“Health for all” has been the guiding vision of the World Health Organisation (WHO) for more than seven decades, underpinning the principle that “all people should be able to realize their right to the highest possible level of health”. This of course includes both health and welfare, terms that are intrinsically connected.
Image: Leroy Skalstad, Pixabay.com
One of a series of blogs written by CABI editors for One Health Day on November 3rd 2016
While ‘One Health’ is a well-established concept, a new term ‘One Welfare’ is also emerging, extending the One Health theme beyond physical health and recognising that animal welfare and human wellbeing are intrinsically connected.
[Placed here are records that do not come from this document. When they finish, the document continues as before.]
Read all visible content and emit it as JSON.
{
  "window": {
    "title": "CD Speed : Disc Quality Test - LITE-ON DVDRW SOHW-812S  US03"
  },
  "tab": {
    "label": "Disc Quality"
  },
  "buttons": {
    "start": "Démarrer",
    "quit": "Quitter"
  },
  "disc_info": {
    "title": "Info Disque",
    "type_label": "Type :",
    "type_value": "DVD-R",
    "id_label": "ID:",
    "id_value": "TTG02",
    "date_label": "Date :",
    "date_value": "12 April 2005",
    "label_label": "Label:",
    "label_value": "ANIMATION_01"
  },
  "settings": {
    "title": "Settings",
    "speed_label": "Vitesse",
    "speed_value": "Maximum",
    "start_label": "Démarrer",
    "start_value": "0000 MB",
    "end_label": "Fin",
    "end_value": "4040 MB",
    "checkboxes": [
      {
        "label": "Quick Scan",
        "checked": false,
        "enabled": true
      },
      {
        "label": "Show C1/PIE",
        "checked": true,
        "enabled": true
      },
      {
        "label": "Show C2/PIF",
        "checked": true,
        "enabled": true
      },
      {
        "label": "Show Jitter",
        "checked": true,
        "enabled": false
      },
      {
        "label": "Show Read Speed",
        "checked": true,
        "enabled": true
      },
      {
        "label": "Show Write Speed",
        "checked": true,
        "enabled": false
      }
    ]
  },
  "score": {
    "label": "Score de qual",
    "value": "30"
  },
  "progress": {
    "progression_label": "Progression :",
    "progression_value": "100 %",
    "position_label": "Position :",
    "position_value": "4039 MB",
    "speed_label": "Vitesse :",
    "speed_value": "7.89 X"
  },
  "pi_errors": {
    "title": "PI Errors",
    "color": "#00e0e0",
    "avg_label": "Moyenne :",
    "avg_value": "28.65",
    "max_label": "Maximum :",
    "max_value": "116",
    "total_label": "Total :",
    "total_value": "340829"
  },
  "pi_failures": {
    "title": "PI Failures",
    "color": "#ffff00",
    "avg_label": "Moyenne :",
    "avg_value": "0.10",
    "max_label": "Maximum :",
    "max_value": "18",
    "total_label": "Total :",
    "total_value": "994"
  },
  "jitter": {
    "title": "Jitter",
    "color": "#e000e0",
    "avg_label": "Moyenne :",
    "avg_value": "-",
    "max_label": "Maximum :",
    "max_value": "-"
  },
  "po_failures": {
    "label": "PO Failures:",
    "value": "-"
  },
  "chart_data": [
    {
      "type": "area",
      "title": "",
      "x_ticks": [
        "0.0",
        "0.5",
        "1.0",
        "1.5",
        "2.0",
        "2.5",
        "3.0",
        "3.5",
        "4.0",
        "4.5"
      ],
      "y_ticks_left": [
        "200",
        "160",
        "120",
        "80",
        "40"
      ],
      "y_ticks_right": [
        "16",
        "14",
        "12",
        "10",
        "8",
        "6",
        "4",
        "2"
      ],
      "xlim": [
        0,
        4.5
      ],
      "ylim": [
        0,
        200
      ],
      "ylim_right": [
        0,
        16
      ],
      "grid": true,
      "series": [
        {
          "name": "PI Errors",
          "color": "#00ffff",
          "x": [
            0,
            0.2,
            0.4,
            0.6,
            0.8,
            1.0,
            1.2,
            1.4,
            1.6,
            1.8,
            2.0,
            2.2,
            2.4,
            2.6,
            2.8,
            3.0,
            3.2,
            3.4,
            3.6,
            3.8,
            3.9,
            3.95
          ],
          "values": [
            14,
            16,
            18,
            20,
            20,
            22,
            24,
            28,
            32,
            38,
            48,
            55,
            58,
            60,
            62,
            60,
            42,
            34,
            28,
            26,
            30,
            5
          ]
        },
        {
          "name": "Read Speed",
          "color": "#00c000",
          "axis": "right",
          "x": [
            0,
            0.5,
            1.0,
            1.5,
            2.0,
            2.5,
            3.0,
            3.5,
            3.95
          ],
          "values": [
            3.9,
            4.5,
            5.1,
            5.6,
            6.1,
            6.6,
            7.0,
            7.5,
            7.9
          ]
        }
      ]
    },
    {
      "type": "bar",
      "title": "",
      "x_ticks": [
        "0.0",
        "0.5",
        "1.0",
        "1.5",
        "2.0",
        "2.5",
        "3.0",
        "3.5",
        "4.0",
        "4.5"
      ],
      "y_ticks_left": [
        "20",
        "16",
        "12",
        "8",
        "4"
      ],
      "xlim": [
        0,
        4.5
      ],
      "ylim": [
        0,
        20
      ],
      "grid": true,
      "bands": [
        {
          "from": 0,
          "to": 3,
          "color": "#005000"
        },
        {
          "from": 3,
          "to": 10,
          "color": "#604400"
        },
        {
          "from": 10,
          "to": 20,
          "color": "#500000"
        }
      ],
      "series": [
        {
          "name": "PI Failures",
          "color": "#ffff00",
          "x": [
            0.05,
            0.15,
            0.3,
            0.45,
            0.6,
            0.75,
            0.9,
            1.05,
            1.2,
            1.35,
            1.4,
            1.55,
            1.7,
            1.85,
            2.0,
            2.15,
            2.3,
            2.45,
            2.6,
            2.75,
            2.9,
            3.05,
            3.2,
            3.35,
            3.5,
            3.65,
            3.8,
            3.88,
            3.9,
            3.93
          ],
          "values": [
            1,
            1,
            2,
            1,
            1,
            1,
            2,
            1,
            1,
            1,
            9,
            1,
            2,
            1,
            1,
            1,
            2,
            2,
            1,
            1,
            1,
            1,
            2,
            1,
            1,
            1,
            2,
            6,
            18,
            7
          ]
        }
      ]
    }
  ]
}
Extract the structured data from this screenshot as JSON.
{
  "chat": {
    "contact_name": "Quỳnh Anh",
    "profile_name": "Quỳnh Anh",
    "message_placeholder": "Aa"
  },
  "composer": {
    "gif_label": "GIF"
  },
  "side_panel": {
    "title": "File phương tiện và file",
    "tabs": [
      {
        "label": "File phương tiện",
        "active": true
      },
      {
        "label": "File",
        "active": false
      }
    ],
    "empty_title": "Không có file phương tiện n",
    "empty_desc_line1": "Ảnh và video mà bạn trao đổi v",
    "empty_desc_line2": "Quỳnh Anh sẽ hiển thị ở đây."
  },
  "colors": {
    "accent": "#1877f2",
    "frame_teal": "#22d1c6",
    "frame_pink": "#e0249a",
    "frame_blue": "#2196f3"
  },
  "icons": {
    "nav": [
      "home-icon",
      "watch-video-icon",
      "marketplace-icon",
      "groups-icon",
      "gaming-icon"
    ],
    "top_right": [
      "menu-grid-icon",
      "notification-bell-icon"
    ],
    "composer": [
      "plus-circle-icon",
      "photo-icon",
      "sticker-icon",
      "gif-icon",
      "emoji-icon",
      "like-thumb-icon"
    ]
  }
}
In an article in the Veterinary Record, Rebeca García Pinillos and other One Welfare advocates introduce this concept for debate, with an aim to “improve animal welfare and human wellbeing worldwide.”
A One Welfare approach will help to empower the animal welfare field to address the connections between science and policy more effectively in various areas of human society, including environmental science and sustainability, the authors say. “It could also help promote key global objectives such as supporting food security, reducing human suffering (e.g., abuse of vulnerable people) and improving productivity within the farming sector through a better understanding of the value of high welfare standards.”
While One Health initiatives have tended to focus on threats to human and animal health, particularly zoonoses, there is a growing body of research into the mental and physical health benefits of the human-animal bond. In addition, because poor animal welfare can often act as an indicator of poor human welfare (and vice versa), there is a need to understand the psychosocial impacts of human-animal interactions.